I also made a screen out of wire from a rusty fence that I found and cut up on the farm.  Liz and I used it to project our video, Tangled Dreams, for the residents.  I then took many detail shots of it for my photo library.  Interesting to me later when I found some stones with cracks that echoed some of the wire shapes.


I also experimented with the ash from the Eyjafjallajökull Volcano on a variety of papers, including brown craft paper and yupo.  Examples follow:

And finally Icelandic kennings haunt me.  I've collected many during my stay and suspect that some  will find their ways in future work and titles.






Scree wise?

  Without seeing Iceland's glaciers, one knows by the abundance of scree slopes (skriða) throughout Iceland, that they exist. Glaciers break down the land and broken rock fragments accumulate  at the base of hamars (crags) and mountain cliffs.  Deceptively smooth from a distance!




On my last day of the residency, Alda (one of the residency directors) and her husband, Jon took us on a walk down to the "milky" waters outside of Laugarvatn (an endearing term they give to rivers that looked white from a distance).  Once at the river, rather than return the way we came, Jon wanted to follow the river out and asked if anyone might be interested.  Most opted not too. His children and Auke followed Jon and  I elected to as I wanted to gps a longer walk .  Little did I know that I would call this one my "challenge" walk.

As the terrain became rockier and rockier,  it became clearer that we would not be able to walk down along the river. Jon pointed up along the hillside, "this way up".  Hmm?  Straight up a hillside of scree with minimal plants for anchors. Trusting an Icelander (???),  I followed along until I was no longer able to establish firm footing in the abundant scree, slipping and sliding with no plants to hold onto. Scree wise?

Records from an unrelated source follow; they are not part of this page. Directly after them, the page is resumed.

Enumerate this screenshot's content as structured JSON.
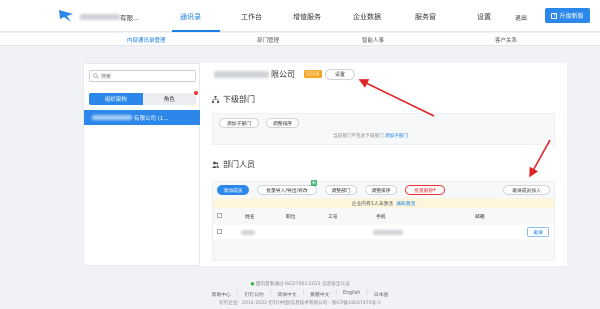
{
  "header": {
    "company_suffix": "有限...",
    "tabs": [
      {
        "label": "通讯录",
        "active": true
      },
      {
        "label": "工作台",
        "active": false
      },
      {
        "label": "增值服务",
        "active": false
      },
      {
        "label": "企业数据",
        "active": false
      },
      {
        "label": "服务窗",
        "active": false
      }
    ],
    "settings_label": "设置",
    "logout_label": "退出",
    "upgrade_label": "升级新版",
    "accent_color": "#1a7ee6"
  },
  "subnav": {
    "items": [
      {
        "label": "内部通讯录管理",
        "active": true
      },
      {
        "label": "部门管理",
        "active": false
      },
      {
        "label": "智能人事",
        "active": false
      },
      {
        "label": "客户关系",
        "active": false
      }
    ]
  },
  "sidebar": {
    "search_placeholder": "搜索",
    "segments": [
      "组织架构",
      "角色"
    ],
    "tree_item_suffix": "有限公司 (1..."
  },
  "main": {
    "org_name_suffix": "限公司",
    "org_tag": "已认证",
    "settings_button": "设置",
    "sub_dept": {
      "title": "下级部门",
      "buttons": [
        "添加子部门",
        "调整排序"
      ],
      "hint": "当前部门不包含下级部门",
      "hint_link": "添加子部门"
    },
    "members": {
      "title": "部门人员",
      "buttons": [
        "添加成员",
        "批量导入/导出/修改",
        "调整部门",
        "调整排序",
        "批量删除"
      ],
      "batch_badge": "新",
      "invite_button": "邀请成员加入",
      "notice": "企业内有1人未激活",
      "notice_link": "通知激活",
      "columns": [
        "姓名",
        "职位",
        "工号",
        "手机",
        "邮箱"
      ],
      "row_action": "邀请"
    }
  },
  "footer": {
    "line1": "国内首家通过 ISO27001:2013 信息安全认证",
    "links": [
      "帮助中心",
      "钉钉公约",
      "简体中文",
      "繁體中文",
      "English",
      "日本語"
    ],
    "line3": "钉钉企业 · 2014-2022 钉钉(中国)信息技术有限公司 · 浙ICP备18037475号-1"
  }
}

Somehow, with Aucke's help (and body), I found a way up to meet the others at the top.  Thank you Auke!